• NZ Mountain Biker

TECH: Suspension 101

Ahh, suspension. It’s revolutionised our sport and taken us to new heights (literally). With a bit of tuning it can turn an ‘okay’ bike into a rocket-ship, assuming of course you’ve got the skills to keep up. In my eyes, your suspension system is probably the component group most worthy of your extra coin, but it’s probably also the most difficult thing on a mountain bike to wrap your head around and understand. Today I’ll give you a rundown on what does what so the next time you carry out a trail-side suspension tune-up you’re not aimlessly twisting the dials. Bear in mind, this is an introductory piece, so if you’re already a suspension guru you probably won’t take much away from this.



What is a damper and what is a spring?

To keep things simple, the spring is what offers resistance and supports your weight, while the damper controls how the spring acts. Essentially, the spring dictates how much force is required to compress your suspension, while the damper controls how quickly (or slowly) the suspension travels throughout its stroke, via compression and rebound adjustments.


Imagine a compressed spring. If you removed the force keeping it compressed, it would decompress and launch into the air uncontrollably. If that spring had a damper, it would dictate the speed at which the spring could decompress when you removed the compressing force. Finding the right suspension setup is a matter of balancing your spring rate and damper adjustments until everything acts in unison.


Air Springs vs Coil Springs

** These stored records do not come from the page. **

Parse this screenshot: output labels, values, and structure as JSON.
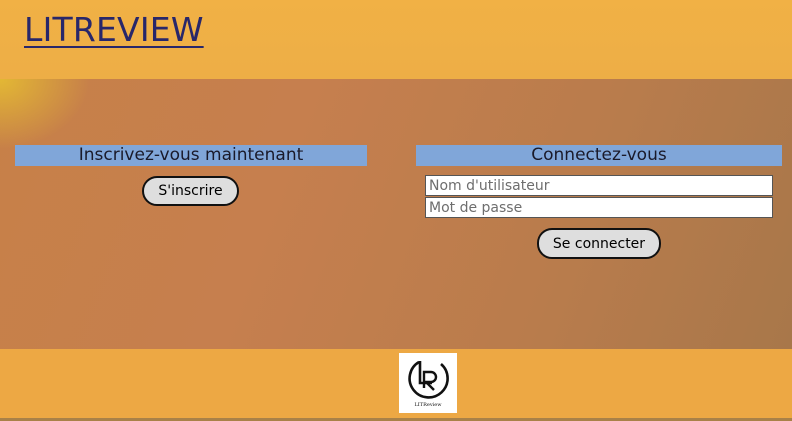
{
  "header": {
    "site_title": "LITREVIEW"
  },
  "signup": {
    "heading": "Inscrivez-vous maintenant",
    "button_label": "S'inscrire"
  },
  "login": {
    "heading": "Connectez-vous",
    "username_placeholder": "Nom d'utilisateur",
    "password_placeholder": "Mot de passe",
    "button_label": "Se connecter"
  },
  "footer": {
    "logo_caption": "LITReview",
    "logo_icon": "litreview-logo-icon"
  },
  "colors": {
    "heading_bar": "#80a6d9",
    "title_text": "#28276a",
    "header_bg": "#f1b145"
  }
}
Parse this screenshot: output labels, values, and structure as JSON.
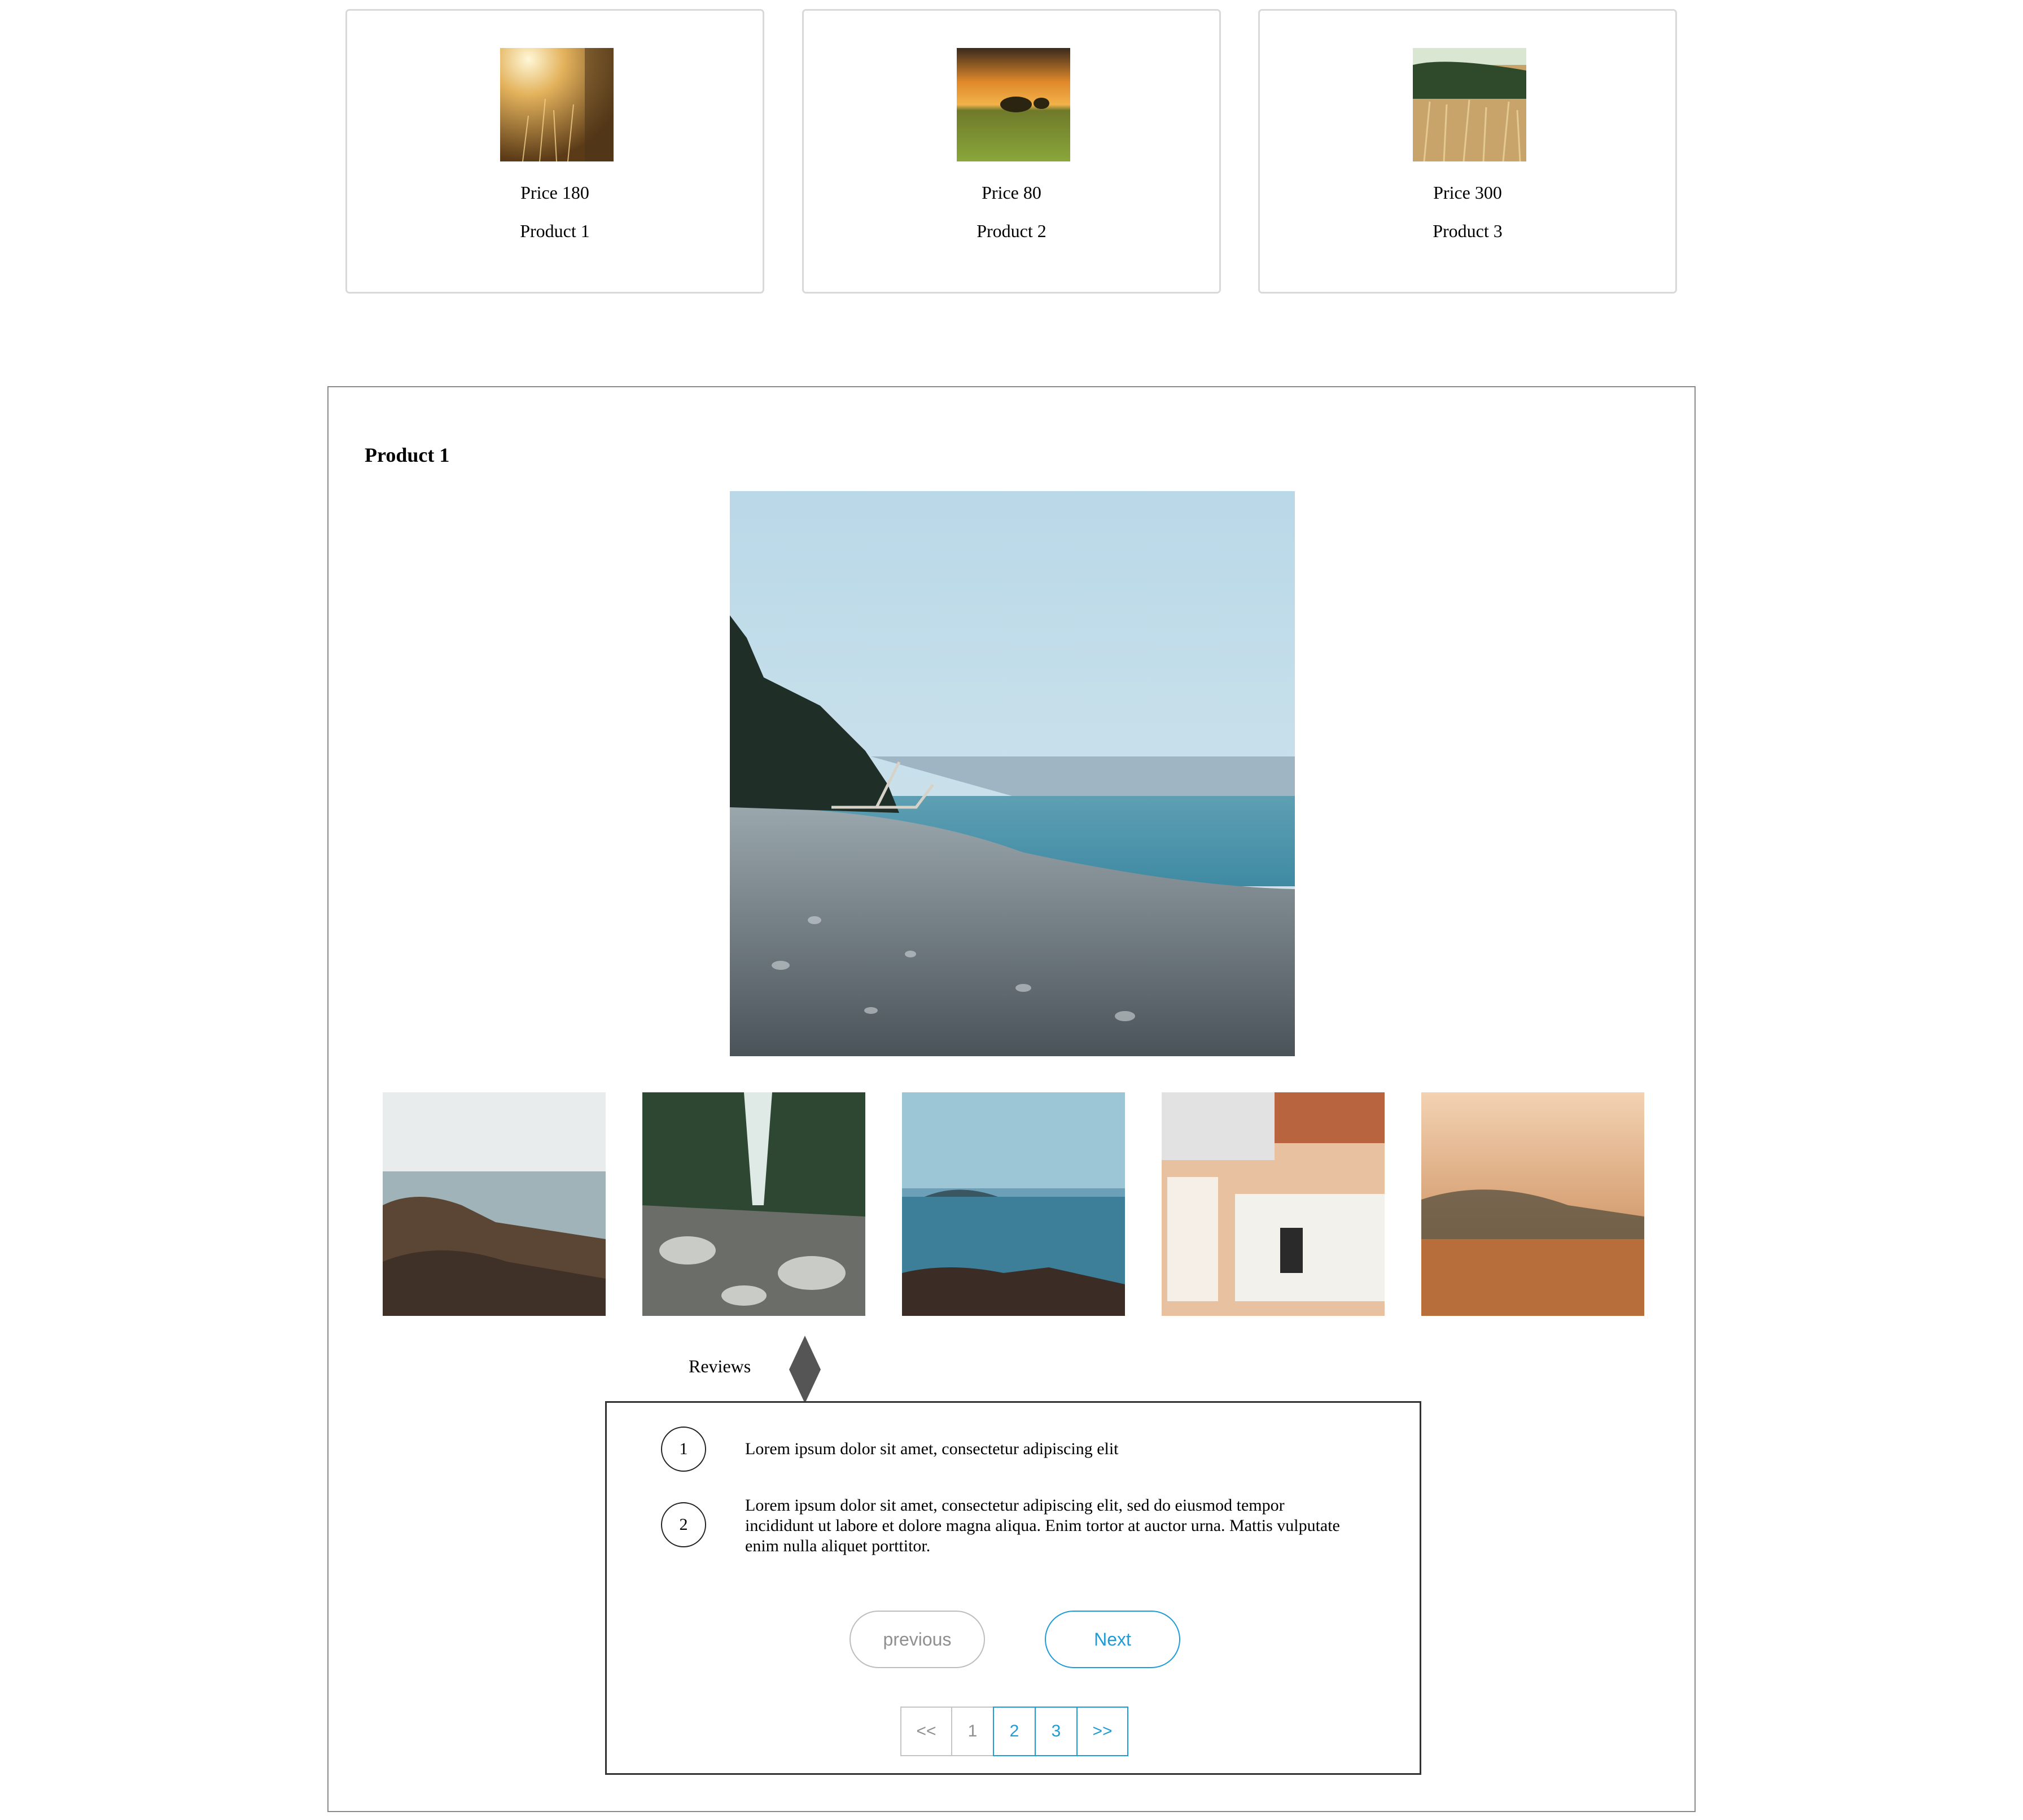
{
  "products": [
    {
      "price": "Price 180",
      "name": "Product 1",
      "thumb_icon": "sunlit-grass-photo"
    },
    {
      "price": "Price 80",
      "name": "Product 2",
      "thumb_icon": "sunset-field-photo"
    },
    {
      "price": "Price 300",
      "name": "Product 3",
      "thumb_icon": "wheat-photo"
    }
  ],
  "detail": {
    "title": "Product 1",
    "main_image": "beach-shore-photo",
    "thumbnails": [
      "rocky-coast-photo",
      "waterfall-photo",
      "lake-rocks-photo",
      "desk-workspace-photo",
      "misty-cliff-photo"
    ]
  },
  "reviews": {
    "label": "Reviews",
    "items": [
      {
        "number": "1",
        "text": "Lorem ipsum dolor sit amet, consectetur adipiscing elit"
      },
      {
        "number": "2",
        "text": "Lorem ipsum dolor sit amet, consectetur adipiscing elit, sed do eiusmod tempor incididunt ut labore et dolore magna aliqua. Enim tortor at auctor urna. Mattis vulputate enim nulla aliquet porttitor."
      }
    ],
    "previous_label": "previous",
    "next_label": "Next",
    "pagination": {
      "first": "<<",
      "pages": [
        "1",
        "2",
        "3"
      ],
      "last": ">>",
      "current_page": "1"
    }
  },
  "colors": {
    "accent": "#1f9bd6",
    "border": "#d9d9d9",
    "disabled": "#8f8f8f"
  }
}
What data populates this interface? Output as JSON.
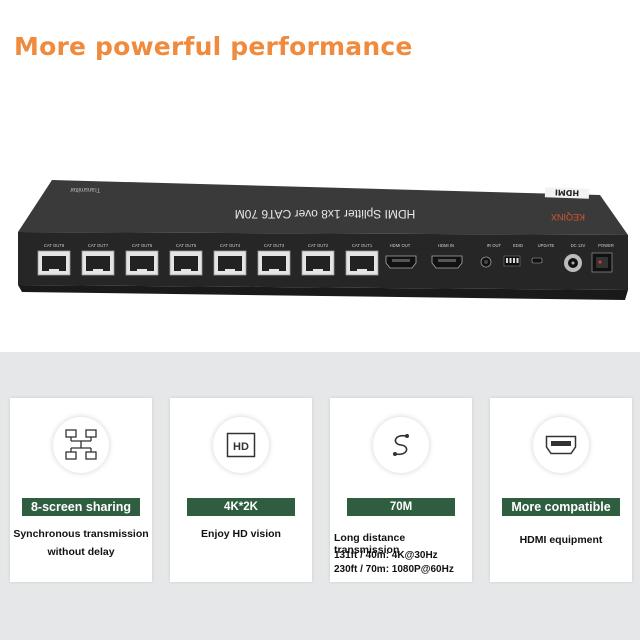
{
  "headline": "More powerful performance",
  "device": {
    "model_text": "HDMI Splitter 1x8 over CAT6 70M",
    "side_label": "Transmitter",
    "brand": "KEQINX",
    "hdmi_logo": "HDMI",
    "port_labels": [
      "CAT OUT8",
      "CAT OUT7",
      "CAT OUT6",
      "CAT OUT5",
      "CAT OUT4",
      "CAT OUT3",
      "CAT OUT2",
      "CAT OUT1",
      "HDMI OUT",
      "HDMI IN",
      "IR OUT",
      "EDID",
      "UPDATE",
      "DC 12V",
      "POWER"
    ]
  },
  "features": [
    {
      "icon": "network-screens-icon",
      "label": "8-screen sharing",
      "lines": [
        "Synchronous transmission",
        "without delay"
      ]
    },
    {
      "icon": "hd-icon",
      "label": "4K*2K",
      "lines": [
        "Enjoy HD vision"
      ]
    },
    {
      "icon": "cable-icon",
      "label": "70M",
      "lines": [
        "Long distance transmission",
        "131ft / 40m: 4K@30Hz",
        "230ft / 70m: 1080P@60Hz"
      ]
    },
    {
      "icon": "hdmi-port-icon",
      "label": "More compatible",
      "lines": [
        "HDMI equipment"
      ]
    }
  ],
  "colors": {
    "headline": "#f08a3c",
    "pill": "#2f5d3f",
    "device": "#2c2c2c",
    "brand": "#d9562b"
  }
}
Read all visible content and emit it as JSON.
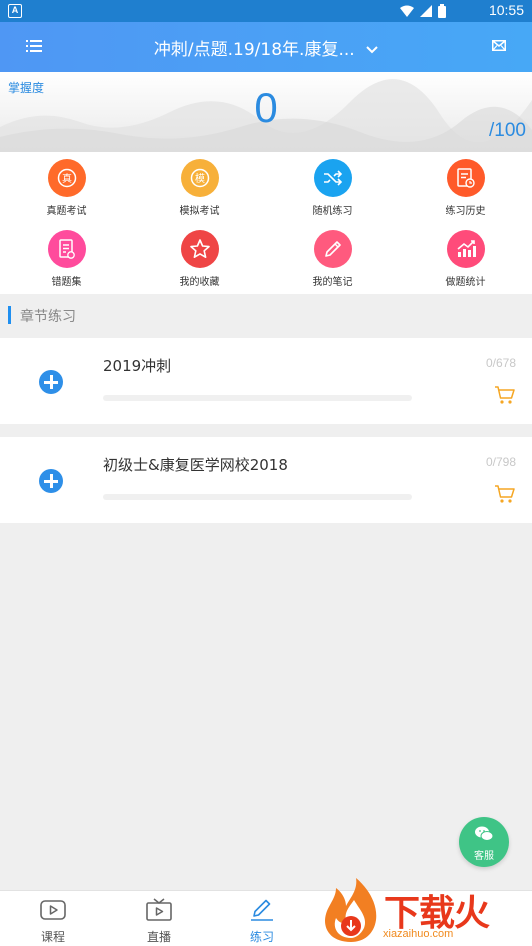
{
  "status_bar": {
    "time": "10:55",
    "app_icon_letter": "A"
  },
  "app_bar": {
    "title": "冲刺/点题.19/18年.康复...",
    "icons": [
      "menu-icon",
      "chevron-down-icon",
      "mail-icon"
    ]
  },
  "mastery": {
    "label": "掌握度",
    "score": "0",
    "total": "/100",
    "color": "#2b8be0"
  },
  "grid": {
    "items": [
      {
        "label": "真题考试",
        "icon": "real-exam-icon",
        "color": "#ff6a2a",
        "glyph": "真"
      },
      {
        "label": "模拟考试",
        "icon": "mock-exam-icon",
        "color": "#f7b03a",
        "glyph": "模"
      },
      {
        "label": "随机练习",
        "icon": "shuffle-icon",
        "color": "#1aa3f0",
        "glyph": ""
      },
      {
        "label": "练习历史",
        "icon": "history-icon",
        "color": "#ff5a2a",
        "glyph": ""
      },
      {
        "label": "错题集",
        "icon": "wrong-questions-icon",
        "color": "#ff4b9c",
        "glyph": ""
      },
      {
        "label": "我的收藏",
        "icon": "star-icon",
        "color": "#ef4545",
        "glyph": ""
      },
      {
        "label": "我的笔记",
        "icon": "pencil-icon",
        "color": "#ff5a7e",
        "glyph": ""
      },
      {
        "label": "做题统计",
        "icon": "chart-icon",
        "color": "#ff4b7a",
        "glyph": ""
      }
    ]
  },
  "section": {
    "title": "章节练习"
  },
  "chapters": [
    {
      "name": "2019冲刺",
      "count": "0/678",
      "progress": 0
    },
    {
      "name": "初级士&康复医学网校2018",
      "count": "0/798",
      "progress": 0
    }
  ],
  "customer_service": {
    "label": "客服"
  },
  "tabs": [
    {
      "label": "课程",
      "icon": "course-icon",
      "active": false
    },
    {
      "label": "直播",
      "icon": "live-tv-icon",
      "active": false
    },
    {
      "label": "练习",
      "icon": "practice-pencil-icon",
      "active": true
    }
  ],
  "watermark": {
    "text": "下载火",
    "url": "xiazaihuo.com"
  }
}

There are two main types of springs when it comes to mountain bike forks: air springs and coil springs. Air springs are a pressurized chamber within your fork or shock that can be pumped up via a shock pump. The biggest benefit to an air spring is tunability. With a shock pump you can add or remove air pressure in seconds to make the spring harder or softer and, with internal volume spacers, you can adjust your spring curve (we’ll touch on spring curves in a second). Air springs require more seals, and more seals mean more friction, affecting small bump sensitivity. More seals also mean more maintenance.


Coil springs are mechanical springs, the same as you’d expect to see on a car or most downhill bikes. They have a much more linear spring curve. Coil springs are heavier than air, but with less seals there’s less maintenance and they’re a lot more supple over small bumps. Coil springs are simpler to maintain and don’t have the overheating issues that can plague some air shocks on long descents. The biggest downside to coil springs, is that they don’t fit some frames and you’ll probably have to buy an extra spring suited to your weight, versus an air spring which can just be pumped up.


Put simply, spring curves are the relationship between the amount of force needed to compress your suspension versus the amount of travel used. A linear spring curve, for example, might take 40kg to compress it through half of its travel and 80kg to fully compress it, versus a progressive spring curve which might take 40kg to compress it halfway and 120kg to fully compress it. A linear spring will feel the same regardless of how much travel you’ve used, whereas a progressive spring will feel firmer the further through the travel you get.


The benefits to a linear spring curve are; plenty of traction at lower speeds and suspension that feels the same through the entire stroke, while sacrificing bottom-out resistance without upping spring rates. The benefits to a progressive spring rate are; a supply top stroke with plenty more bottom-out resistance, but too much progression can make it difficult to use all of your travel, particularly if you’re not an aggressive rider. The key thing to consider here, though, is that every full suspension bike’s linkage system will have its own characteristics that lean towards one of the two spring curves.


Rebound and Compression

Your damper controls two things: rebound and compression. Rebound controls how quickly your fork re-extends after being compressed, with compression controlling how quickly your fork compresses under load – go figure. Most forks and shocks feature a rebound adjustment dial and some sort of compression adjustment. Both adjustments have two options: high-speed and low-speed, however, it’s more common to see high-speed and low-speed compression adjustments than high and low speed rebound adjustments on suspension components. Speed is in reference to your shaft speed, as in how quickly your suspension is moving through its travel. A high-speed compression for example, would be when you hit a drop and the rear shock quickly has to absorb the impact. A low speed compression would be when you get on your front brakes and the fork compresses a little, in a relatively controlled manner before supporting your weight. Rebound is much the same, but most external rebound adjustments are for low-speed rebound, as this circuit is responsible for about two thirds of your travel, where your fork should spend most of its time working.


Wrap Up

I’ve just thrown a ton of information your way, so we’ll call it quits for this class. Next time round, we’ll look at how to set up your suspension and how to start diagnosing problems on the trail, to get you one step closer to a suspension system that floats over the rough and still gets your power down when you need.


Words: Cam Baker

Image: Cameron Mackenzie